With the Sony PlayStation Network down, it's apparently affected more than just United States users. Recent reports note that now, Canada and Britain will both be investigating this recent cyber hacking of the PSN service.
As reported at Vancouver Sun, Canada's Privacy Commissioner Jennifer Stoddart and her office will be investigating the security breach. One of Stoddart's spokespeople indicated that their office had not been notified of this breach. Apparently, Sony decided to handle this situation "in-house" with its own investigation assisted by the FBI.
Valerie Lawton, representing Stoddart's office in Canada, said via email:
We are currently looking into this matter and are seeking information from Sony. We will determine next steps once we have a full understanding of the incident.
The security hack was apparently known about by the Sony company about a week ago. The breach not only left PSN down, but also included customer dataÂ—such as birthdays, names, addresses, and even credit card infoÂ—being stolen. Now that users have heard about it, all of this is not sitting well with some filing lawsuits. Several states have also got into the action against Sony on behalf of consumers as well.
Reuters reports that Britain's Information Commissioner's Office is also in contact with Sony over its handling of the breach.
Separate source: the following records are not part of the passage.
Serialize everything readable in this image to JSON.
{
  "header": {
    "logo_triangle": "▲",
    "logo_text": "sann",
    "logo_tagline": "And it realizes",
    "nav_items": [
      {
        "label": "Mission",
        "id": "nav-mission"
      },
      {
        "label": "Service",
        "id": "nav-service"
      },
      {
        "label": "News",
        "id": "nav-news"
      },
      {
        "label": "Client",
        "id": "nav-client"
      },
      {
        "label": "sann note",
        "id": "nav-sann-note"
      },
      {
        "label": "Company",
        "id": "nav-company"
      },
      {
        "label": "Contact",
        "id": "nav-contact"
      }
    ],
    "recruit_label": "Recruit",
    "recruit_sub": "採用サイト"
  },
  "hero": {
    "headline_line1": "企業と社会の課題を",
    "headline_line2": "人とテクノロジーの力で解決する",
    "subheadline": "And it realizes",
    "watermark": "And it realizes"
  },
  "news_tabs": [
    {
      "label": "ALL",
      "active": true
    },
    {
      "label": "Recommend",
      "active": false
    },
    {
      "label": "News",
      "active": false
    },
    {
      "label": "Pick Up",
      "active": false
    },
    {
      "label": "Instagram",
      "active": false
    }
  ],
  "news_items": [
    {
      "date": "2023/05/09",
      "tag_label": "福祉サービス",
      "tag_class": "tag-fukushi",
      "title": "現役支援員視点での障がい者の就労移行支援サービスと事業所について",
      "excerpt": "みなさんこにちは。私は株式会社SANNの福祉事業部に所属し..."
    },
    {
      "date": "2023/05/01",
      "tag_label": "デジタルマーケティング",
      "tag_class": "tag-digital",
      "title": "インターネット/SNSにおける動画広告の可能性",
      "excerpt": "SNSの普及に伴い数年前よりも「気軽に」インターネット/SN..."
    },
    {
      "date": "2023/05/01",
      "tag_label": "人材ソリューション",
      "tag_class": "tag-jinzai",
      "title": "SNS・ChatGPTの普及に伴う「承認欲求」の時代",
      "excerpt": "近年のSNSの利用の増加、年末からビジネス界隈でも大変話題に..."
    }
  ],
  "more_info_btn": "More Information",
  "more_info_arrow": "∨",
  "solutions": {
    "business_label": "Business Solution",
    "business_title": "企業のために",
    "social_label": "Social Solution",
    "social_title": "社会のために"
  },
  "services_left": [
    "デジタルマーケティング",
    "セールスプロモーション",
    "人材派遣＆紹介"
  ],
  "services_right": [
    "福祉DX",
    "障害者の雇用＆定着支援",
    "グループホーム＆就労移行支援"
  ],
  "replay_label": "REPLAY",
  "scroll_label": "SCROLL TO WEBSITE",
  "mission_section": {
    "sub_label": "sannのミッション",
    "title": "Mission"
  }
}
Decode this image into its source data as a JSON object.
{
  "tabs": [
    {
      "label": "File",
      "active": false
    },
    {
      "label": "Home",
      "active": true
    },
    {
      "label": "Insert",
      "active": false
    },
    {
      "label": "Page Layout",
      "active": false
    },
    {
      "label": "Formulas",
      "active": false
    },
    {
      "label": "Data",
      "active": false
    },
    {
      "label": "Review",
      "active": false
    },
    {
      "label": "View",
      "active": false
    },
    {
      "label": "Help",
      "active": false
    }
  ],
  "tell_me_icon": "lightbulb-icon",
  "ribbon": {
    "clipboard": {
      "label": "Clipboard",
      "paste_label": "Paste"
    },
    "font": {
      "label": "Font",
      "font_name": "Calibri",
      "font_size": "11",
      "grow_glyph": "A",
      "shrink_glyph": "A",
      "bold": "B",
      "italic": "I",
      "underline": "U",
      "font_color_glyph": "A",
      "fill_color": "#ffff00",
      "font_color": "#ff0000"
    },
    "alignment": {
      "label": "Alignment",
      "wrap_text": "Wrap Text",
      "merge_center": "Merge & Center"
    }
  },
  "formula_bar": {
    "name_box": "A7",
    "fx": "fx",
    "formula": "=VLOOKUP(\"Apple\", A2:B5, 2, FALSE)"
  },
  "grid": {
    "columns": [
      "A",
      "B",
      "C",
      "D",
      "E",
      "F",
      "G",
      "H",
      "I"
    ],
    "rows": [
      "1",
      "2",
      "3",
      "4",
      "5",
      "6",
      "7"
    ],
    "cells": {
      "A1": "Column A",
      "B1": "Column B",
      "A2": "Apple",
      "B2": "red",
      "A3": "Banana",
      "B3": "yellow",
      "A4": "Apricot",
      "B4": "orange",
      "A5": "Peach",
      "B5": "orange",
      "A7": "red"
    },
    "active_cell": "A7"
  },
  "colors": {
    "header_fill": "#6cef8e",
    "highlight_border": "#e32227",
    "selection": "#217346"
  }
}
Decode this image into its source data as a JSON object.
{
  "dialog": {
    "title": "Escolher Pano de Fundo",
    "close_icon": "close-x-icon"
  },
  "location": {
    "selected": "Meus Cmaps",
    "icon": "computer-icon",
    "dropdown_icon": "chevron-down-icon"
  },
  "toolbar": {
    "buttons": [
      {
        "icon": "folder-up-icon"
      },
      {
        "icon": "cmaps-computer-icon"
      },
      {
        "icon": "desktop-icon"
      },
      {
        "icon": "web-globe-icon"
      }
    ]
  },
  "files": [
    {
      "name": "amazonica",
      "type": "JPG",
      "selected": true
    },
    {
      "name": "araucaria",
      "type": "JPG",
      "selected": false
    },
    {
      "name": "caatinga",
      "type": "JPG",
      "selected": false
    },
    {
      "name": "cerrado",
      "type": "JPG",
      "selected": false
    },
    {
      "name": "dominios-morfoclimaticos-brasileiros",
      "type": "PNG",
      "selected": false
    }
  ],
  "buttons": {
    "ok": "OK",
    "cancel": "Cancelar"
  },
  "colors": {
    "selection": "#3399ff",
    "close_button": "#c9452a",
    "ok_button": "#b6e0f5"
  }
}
It's quite apparent that with over 75 million users on the Sony Playstation Network, this down time has reached worldwide. Now Sony will be facing some serious legal repercussions over its lack of a responsible effort regarding this network hack. There's no surprise here, especially after how Sony handled this issue, regardless of how big or small the amount of data stolen was.